Last month took place the PROFES 2014 conference, focused on “software engineering techniques, methods, and technologies for product-focused software development and process improvement as well as their practical application in an industrial setting”. The conference consisted of tutorials, a doctoral consortium, and academic presentations. The online conference program now includes slides for all the presentations.
Anu Raninen directed the LAPPI tutorial, which introduced the “Light-weight Technique to Practical Process Modelling and Improvement Target Identification” to the participants. The LAPPI technique aims to provide a gentle introduction for software companies to work on software process improvements. As seen in Raninen’s PhD, the technique consists of 13 steps that include two modelling sessions.
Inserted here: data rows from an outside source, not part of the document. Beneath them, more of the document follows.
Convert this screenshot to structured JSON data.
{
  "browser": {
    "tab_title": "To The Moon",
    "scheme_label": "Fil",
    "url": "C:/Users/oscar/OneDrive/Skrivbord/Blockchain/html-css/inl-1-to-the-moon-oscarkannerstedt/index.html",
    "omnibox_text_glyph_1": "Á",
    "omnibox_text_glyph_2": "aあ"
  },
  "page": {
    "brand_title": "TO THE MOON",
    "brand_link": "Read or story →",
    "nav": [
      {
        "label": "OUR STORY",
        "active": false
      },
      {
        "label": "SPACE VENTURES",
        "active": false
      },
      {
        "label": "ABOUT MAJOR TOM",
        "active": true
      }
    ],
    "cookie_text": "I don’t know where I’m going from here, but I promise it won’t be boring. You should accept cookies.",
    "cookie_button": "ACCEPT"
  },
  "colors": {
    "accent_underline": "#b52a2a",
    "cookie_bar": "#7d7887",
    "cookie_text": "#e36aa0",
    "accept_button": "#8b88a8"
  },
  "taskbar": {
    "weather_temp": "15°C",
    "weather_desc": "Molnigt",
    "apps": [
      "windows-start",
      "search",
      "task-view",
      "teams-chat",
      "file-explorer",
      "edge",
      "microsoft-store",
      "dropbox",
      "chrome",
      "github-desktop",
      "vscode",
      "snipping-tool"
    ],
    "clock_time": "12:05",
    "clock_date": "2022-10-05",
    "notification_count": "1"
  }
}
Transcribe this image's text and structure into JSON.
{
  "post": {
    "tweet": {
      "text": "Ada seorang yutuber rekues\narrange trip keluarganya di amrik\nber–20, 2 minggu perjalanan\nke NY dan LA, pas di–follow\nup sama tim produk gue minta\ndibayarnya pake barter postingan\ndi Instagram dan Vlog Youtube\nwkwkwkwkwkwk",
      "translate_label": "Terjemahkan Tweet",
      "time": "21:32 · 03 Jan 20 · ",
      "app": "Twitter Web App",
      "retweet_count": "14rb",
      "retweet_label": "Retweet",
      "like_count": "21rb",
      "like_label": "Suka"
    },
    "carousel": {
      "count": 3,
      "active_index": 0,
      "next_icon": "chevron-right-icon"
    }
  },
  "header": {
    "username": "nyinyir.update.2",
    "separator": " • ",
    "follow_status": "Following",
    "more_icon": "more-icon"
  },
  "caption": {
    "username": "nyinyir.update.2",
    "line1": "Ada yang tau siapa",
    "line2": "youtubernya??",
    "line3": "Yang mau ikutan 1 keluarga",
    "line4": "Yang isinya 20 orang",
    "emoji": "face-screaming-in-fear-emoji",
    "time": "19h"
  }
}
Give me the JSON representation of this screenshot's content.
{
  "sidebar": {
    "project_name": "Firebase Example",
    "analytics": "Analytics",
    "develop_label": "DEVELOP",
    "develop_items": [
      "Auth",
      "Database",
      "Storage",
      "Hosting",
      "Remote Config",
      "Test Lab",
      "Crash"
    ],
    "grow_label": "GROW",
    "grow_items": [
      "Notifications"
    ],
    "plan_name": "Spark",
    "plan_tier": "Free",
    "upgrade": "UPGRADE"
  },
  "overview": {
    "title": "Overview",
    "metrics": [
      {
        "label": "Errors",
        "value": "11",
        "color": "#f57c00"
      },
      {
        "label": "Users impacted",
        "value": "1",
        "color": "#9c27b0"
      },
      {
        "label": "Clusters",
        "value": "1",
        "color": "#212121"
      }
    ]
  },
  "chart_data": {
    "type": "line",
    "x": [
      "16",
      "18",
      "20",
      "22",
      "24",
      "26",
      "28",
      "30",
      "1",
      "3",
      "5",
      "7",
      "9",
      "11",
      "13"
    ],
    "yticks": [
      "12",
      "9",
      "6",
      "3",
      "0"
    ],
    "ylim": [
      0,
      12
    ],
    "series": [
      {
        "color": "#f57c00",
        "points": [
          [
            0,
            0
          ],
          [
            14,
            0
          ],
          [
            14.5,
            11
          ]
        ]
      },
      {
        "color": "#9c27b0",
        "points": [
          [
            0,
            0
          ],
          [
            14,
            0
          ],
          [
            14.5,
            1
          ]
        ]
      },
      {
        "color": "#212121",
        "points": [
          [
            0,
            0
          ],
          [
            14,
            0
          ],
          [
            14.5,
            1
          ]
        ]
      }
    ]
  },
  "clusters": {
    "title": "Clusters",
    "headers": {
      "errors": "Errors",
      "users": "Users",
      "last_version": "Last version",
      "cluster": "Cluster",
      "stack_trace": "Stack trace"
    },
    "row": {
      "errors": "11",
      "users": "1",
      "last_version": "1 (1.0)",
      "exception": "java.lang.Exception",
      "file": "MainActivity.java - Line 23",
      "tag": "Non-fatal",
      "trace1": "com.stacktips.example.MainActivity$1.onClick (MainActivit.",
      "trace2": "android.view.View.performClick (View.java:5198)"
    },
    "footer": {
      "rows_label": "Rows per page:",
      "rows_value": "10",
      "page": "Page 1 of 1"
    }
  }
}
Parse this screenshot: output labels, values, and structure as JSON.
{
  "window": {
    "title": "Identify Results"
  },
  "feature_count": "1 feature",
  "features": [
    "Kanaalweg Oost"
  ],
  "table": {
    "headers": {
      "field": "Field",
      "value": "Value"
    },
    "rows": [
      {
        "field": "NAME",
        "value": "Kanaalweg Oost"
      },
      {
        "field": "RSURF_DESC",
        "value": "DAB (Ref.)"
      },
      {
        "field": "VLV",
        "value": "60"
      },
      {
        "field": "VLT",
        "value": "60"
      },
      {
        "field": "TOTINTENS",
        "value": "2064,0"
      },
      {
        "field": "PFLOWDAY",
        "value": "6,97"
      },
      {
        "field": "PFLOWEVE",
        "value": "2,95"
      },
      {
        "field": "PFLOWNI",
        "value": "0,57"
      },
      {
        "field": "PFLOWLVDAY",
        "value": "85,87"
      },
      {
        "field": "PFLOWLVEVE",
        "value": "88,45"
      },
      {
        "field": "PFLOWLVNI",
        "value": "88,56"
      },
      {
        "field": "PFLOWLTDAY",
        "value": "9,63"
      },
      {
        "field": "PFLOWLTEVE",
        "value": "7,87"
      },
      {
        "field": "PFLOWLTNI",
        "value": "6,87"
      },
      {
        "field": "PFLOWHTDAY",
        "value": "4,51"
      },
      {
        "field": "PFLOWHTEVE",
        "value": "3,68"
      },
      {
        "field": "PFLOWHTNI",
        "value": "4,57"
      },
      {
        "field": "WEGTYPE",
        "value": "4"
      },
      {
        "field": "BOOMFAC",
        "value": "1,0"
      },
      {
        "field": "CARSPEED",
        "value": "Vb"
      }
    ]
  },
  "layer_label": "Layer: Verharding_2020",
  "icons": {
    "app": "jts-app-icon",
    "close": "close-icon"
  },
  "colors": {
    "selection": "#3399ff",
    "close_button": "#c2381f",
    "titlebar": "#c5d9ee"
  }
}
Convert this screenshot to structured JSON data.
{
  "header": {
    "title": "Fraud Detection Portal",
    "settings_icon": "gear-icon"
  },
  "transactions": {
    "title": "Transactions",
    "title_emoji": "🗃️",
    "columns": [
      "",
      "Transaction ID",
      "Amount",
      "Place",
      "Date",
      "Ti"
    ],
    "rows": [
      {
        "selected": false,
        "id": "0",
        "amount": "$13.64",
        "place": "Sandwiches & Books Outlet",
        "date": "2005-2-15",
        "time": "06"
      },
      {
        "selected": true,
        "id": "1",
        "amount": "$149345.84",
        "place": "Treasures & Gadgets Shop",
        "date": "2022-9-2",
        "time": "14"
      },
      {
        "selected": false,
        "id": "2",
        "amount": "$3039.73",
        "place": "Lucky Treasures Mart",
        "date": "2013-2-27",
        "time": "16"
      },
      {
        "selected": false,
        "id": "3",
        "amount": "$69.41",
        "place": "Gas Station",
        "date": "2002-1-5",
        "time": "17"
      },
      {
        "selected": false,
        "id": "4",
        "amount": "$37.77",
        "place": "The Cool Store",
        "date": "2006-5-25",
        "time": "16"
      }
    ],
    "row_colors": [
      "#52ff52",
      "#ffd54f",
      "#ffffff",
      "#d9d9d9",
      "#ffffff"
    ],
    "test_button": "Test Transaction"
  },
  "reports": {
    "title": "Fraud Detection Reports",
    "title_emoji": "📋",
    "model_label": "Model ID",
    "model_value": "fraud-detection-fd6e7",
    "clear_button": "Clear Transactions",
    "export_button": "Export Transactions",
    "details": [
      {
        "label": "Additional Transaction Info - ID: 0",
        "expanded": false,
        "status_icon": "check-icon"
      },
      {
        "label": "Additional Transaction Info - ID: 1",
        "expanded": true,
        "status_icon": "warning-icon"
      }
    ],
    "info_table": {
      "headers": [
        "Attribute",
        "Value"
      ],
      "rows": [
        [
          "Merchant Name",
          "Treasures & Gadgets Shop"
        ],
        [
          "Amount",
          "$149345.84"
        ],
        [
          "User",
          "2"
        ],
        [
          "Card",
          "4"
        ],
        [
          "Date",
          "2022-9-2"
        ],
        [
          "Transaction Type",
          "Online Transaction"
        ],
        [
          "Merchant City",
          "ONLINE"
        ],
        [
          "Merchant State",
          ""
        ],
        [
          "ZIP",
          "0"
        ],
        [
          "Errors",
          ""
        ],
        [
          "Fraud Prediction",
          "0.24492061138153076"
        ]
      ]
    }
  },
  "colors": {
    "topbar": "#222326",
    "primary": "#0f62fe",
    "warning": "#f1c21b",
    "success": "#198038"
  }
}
In those sessions, the “leading team”, which may be an outside organization, gets the “customer organization” to get a software process overview and improvement suggestions. The process overview includes “the process model and diagrams/tables describing the process phases and participating roles”. The LAPPI technique claims to be simple and flexible. And its main advantage is the participatory approach: employees feel part of the improvement process and better solutions are generated.
“Measurement in Software Startups” is a PhD plan by Sohaib Shahid Bajwa of Bolzano University. He is aware of the lack of software engineering around startups and he is focusing on collecting data around the measurements used by them. In his preliminary findings, he has collected data from 3 startups to find that no data is collected from the software development process. Collected data is the one regarding the application usage, and no formal decision making process is in place. Interestingly, they do not have any specific methodology to develop the software.
Anna-Liisa Mattila from Tampere University of Technology will study in her PhD the use of visualizations for software metrics and data. Visualization is a powerful tool to use as it helps identifiying salient problems and, at the same time, the overall status of the measured project. From the UQASAR perspective, Anna-Liisa’s idea of using visualizations, which have yet to be designed, to help choosing project metrics is very attractive. Visualizations could be automatically created from the existing data sources of the software project (e.g., repositories, bug-tracker, etc.)
The academic papers are only avaliable through Springer, but we will make a short summary of the papers we found more interesting.
A theme going through the conference was Goal-oriented Quantitative Management and Strategies, or GQM+Strategies. Takanobu Kobori and others presented a paper titled “Identifying rationales of strategies by stakeholder relationship analysis to refine and maintain GQM+Strategies models“. GQM+Strategies use quantitative data to establish and evaluate management strategies and plans. The paper reflects on how business goals need to be aligned with IT requirements. Most of the top companies are usually software companies, even banks, that they develop and use to carry out a business. Thus, the need to ensure the processes and quality so that it matches the business side of the company is certainly a priority for big and small companies.
Mushtaq Raza and João Pascoal Faria took the big data approach in their paper “A Benchmark-based Approach for Ranking Root Causes of Performance Problems in Software Development“.
They carried out a deep analysis of 30,000 finished projects to find out the causes where organizations or individuals introduce issues in software. The issues they considered were those that can delay the software release or reduce the quality of the software. They came out with 21 Performance indicators in three main categories 1) accuracy of estimations, 2) quality of the software, and 3) productivity of the team. Given that the accuracy of the model compared to a humen, the main benefit of this model is that it can replace intensive manual checking of the causes in big software projects.
Torgeir Dingsøyr and others (including Juha Itkonen, also part of the UQASAR FP7 project) delved into a hot topic as Agile and SQA are still finding their common metrics. The authors try to answer a seemingly simple question: “What is Large in Large-Scale? A Taxonomy of Scale for Agile Software Development”. Their theoretical discussion arrives to a simple categorization. Projects can be either small-scale, large-scale and very large scale. The criteria used is the number of Scrum teams involved in the project; 1, 2-9,10+, respectively. They propose the use of Scrum of Scrums to coordinate the large-scale categories.
Finally, in this world of open and closed ecosystems, Danielle Pichlis and her co-authors presented “The Challenges of Joint Solution Planning: Three Software Ecosystem Cases“. For the author, a Software Ecosystem (think Facebook and its apps) “include the use of a common technology; collaboration with the keystone player (who is primarily responsible for the common technology), third party developers and users; and shared value proposition”. From the three cases presented, the understanding is that the technology requierd for ecosystems is already in place and face no real challenges. However, the big challenge is the value proposition that they key stakeholder sees in promoting a new partner in their ecosystem, and how the users will be affected.